This year, the regulator reported that average assets per membership at retirement was £5,300. This is a 3% decrease since the beginning of last year and 73% decrease since the beginning of 2015. This is worrying, showing how little personal consolidation is going on. Most people are reaching retirement with multiple pots, though we can only guess at the total pension wealth of individuals (best guess £35,000) this would suggest that reaching retirement with 6 or 7 pots is common

The total amount transferred into DC schemes decreased by 8% last year, a drop from £4bn to £3.7bn. This includes transfers from defined benefit schemes and other DC occupational and personal schemes. This may be connected with the tightening of rules by the FCA on transfers but also suggests that attempts by the FCA to get advisers to consider workplace pensions as a place to transfer DB and DC rights too, is not happening

It said contributions increased by 41%, compared to a 55% increase the year before and noted that 96% of memberships were invested in the scheme’s default investment strategy. This suggests that the pandemic, an increase in unemployment and the  furlough have had some relative  impact, but this is still a healthy increase in cashflows.

The chart below shows how almost all asset growth is coming from big schemes. Small schemes are dying on their feet.

Aggregate reported assets in occupational DC schemes by membership size group 2012-2021


Source: The Pensions Regulator

A more complete Picture

The regulator also released statistics on the wider private pension landscape in the UK, showing at a high level the different forms of employer-sponsored provision available in the private sector, and giving an overview of the size of each type of provision.


Source: The Pensions Regulator

What this tells us.

I have read some commentary that suggests that increased burdens on DC trustees to report on their fund’s impact on  climate change will accelerate change. This may be a contributory factor but I think a much larger drive will be the economic consequences of keeping single occupational schemes open. The same may be said of workplace GPPs which are increasingly looking anachronistic.
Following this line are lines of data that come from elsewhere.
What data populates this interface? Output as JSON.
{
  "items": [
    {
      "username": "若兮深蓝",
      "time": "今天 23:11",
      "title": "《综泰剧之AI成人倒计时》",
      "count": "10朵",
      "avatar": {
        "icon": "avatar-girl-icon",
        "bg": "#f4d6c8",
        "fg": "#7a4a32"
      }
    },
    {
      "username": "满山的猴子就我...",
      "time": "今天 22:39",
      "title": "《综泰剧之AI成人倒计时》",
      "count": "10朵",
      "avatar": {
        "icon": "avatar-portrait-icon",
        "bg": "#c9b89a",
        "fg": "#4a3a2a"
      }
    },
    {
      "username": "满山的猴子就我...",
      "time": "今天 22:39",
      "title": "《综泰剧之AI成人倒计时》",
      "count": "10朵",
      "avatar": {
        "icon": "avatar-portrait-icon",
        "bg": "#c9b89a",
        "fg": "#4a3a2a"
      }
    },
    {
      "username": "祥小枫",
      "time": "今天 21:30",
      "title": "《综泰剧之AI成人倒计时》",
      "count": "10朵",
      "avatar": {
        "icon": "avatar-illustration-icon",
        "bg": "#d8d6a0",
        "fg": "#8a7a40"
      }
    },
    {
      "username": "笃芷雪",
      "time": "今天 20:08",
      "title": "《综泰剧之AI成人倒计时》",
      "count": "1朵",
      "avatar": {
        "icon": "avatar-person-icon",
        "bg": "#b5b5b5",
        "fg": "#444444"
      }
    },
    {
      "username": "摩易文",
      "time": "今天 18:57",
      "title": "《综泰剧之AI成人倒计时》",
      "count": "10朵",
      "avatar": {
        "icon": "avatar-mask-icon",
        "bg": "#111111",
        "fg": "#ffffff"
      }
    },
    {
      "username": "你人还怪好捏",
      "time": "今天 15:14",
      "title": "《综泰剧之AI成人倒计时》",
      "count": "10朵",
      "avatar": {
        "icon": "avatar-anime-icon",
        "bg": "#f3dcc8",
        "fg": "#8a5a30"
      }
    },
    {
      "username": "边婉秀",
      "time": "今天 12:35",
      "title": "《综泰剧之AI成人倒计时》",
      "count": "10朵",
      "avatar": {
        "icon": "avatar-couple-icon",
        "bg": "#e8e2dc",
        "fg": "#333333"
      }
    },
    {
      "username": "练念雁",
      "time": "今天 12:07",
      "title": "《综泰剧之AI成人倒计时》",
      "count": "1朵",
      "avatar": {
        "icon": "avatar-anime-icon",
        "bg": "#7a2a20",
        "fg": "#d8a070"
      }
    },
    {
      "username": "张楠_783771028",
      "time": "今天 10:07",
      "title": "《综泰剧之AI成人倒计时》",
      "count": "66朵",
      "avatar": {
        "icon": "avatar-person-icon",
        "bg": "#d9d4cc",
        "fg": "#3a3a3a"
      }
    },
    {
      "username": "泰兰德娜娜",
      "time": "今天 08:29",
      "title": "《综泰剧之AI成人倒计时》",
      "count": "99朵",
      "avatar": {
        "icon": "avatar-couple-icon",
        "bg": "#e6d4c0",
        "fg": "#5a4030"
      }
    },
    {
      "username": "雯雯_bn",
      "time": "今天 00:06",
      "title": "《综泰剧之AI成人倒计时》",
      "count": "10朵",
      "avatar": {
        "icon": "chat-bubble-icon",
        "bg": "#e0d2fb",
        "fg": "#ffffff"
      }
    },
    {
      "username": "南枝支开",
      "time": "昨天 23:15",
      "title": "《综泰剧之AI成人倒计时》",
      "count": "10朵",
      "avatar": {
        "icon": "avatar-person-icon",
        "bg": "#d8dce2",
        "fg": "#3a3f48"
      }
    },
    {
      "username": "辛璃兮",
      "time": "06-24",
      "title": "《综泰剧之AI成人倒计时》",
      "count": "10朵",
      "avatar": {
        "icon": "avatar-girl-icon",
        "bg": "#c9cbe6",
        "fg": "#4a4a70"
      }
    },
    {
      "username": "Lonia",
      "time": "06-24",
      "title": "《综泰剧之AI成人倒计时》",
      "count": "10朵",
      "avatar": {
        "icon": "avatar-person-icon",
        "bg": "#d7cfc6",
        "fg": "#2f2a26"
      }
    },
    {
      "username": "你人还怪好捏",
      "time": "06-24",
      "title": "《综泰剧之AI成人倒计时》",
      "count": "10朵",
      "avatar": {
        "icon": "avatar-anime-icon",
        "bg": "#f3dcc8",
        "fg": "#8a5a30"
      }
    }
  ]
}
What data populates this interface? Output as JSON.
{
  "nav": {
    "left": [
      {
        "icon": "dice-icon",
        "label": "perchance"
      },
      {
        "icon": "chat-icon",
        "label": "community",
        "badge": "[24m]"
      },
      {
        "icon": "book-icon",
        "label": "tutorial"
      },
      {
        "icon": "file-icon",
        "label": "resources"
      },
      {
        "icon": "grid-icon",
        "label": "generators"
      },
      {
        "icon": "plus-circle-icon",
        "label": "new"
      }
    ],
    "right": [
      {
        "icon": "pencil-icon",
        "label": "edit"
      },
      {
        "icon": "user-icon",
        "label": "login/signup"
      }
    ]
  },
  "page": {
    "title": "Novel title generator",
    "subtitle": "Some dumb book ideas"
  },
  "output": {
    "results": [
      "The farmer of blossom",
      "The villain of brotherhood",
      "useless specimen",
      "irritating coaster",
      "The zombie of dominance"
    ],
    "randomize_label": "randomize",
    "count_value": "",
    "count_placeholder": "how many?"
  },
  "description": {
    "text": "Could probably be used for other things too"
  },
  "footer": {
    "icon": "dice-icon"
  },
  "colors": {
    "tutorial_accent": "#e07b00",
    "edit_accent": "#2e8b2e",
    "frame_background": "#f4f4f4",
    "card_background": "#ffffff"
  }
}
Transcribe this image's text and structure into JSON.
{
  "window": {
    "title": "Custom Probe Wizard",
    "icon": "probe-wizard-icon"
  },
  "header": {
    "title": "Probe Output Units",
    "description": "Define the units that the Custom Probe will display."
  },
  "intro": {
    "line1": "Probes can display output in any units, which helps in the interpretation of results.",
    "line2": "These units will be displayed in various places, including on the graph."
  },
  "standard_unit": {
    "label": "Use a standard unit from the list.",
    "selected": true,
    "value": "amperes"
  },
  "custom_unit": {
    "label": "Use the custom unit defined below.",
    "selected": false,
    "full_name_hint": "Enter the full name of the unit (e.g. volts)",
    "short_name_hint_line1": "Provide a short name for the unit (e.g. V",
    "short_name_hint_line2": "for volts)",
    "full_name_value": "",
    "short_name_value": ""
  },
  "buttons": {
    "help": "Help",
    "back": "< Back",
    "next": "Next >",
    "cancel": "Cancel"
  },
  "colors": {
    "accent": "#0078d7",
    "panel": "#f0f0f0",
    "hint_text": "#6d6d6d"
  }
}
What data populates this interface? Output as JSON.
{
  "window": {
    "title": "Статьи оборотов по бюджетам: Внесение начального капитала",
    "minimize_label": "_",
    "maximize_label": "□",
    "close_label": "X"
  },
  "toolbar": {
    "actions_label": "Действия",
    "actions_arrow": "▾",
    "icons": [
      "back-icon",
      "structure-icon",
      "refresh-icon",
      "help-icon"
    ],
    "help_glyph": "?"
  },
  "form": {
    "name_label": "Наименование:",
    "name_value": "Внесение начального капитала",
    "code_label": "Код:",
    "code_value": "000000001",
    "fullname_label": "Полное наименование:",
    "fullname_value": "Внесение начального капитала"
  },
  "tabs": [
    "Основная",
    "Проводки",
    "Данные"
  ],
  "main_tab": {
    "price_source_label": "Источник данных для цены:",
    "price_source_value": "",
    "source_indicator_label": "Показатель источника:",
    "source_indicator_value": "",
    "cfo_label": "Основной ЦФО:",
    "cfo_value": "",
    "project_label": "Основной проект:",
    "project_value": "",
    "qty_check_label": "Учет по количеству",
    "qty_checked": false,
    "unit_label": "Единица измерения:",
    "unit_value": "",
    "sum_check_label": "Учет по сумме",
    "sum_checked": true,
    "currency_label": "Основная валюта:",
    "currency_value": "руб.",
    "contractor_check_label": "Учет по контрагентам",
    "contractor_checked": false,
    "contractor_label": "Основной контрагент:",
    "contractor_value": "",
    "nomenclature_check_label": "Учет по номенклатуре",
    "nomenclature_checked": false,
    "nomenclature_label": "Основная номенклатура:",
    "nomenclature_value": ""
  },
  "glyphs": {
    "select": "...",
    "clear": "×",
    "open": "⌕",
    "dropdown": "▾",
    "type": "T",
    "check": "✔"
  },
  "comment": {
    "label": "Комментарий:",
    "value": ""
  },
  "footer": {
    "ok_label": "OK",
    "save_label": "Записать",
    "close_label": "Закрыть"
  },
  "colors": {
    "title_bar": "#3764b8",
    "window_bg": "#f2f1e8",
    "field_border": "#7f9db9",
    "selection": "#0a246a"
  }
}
When employer’s review pension costs, they may well ask whether the cost of providing their own governance is worth it, or whether more can be achieved by using multi-employer master trusts and devoting resulting savings to improving contributions or bolstering the p/l.

This consolidation is a matter for concern for parts of the pension industry including consultants, lawyers, auditors and professional trustees who are increasingly vulnerable to consolidation.

It also tells us that the concentration of wealth in occupational DC pensions is going to be in the diminishing pool of 38 master trusts and  the even faster diminishing pool of large single employer  occupational schemes.

These market dynamics make DC look increasingly accessible to the asset management community who may finally be seeing their opportunity after decades of exclusion. The total hegemony of passive funds in DC looks to be over and this suggests that DC rather than DB – will become the hunting ground for the active fund manager.


About henry tapper

Founder of the Pension PlayPen,, partner of Stella, father of Olly . I am the Pension Plowman
This entry was posted in pensions and tagged , , , , . Bookmark the permalink.

1 Response to Govt. data shows the dynamism of Defined Contribution workplace pensions

  1. John Mather says:

    “ This year, the regulator reported that average assets per membership at retirement…… though we can only guess at the total pension wealth of individuals (best guess £35,000) this would suggest that reaching retirement with 6 or 7 pots is common”

    This will enhance a full State Pension by less than 10%.

    “Best guess” clearly measuring outcomes is not an issue for regulators I wonder how low this average will go if you take out advised cases (6% of the market we are told)… average client has LTA concerns at retirement but that is advised and may have cost implications with a total annual charge closer to 0.95% and an AgeWage score average of 95.

    Would an observation that “guidance” is not working be a reasonable best guess.

    The trend outlined in these reports seems to be advocating the proposition that 100,000 lemmings can’t be wrong.

    You get what you pay for?

Leave a Reply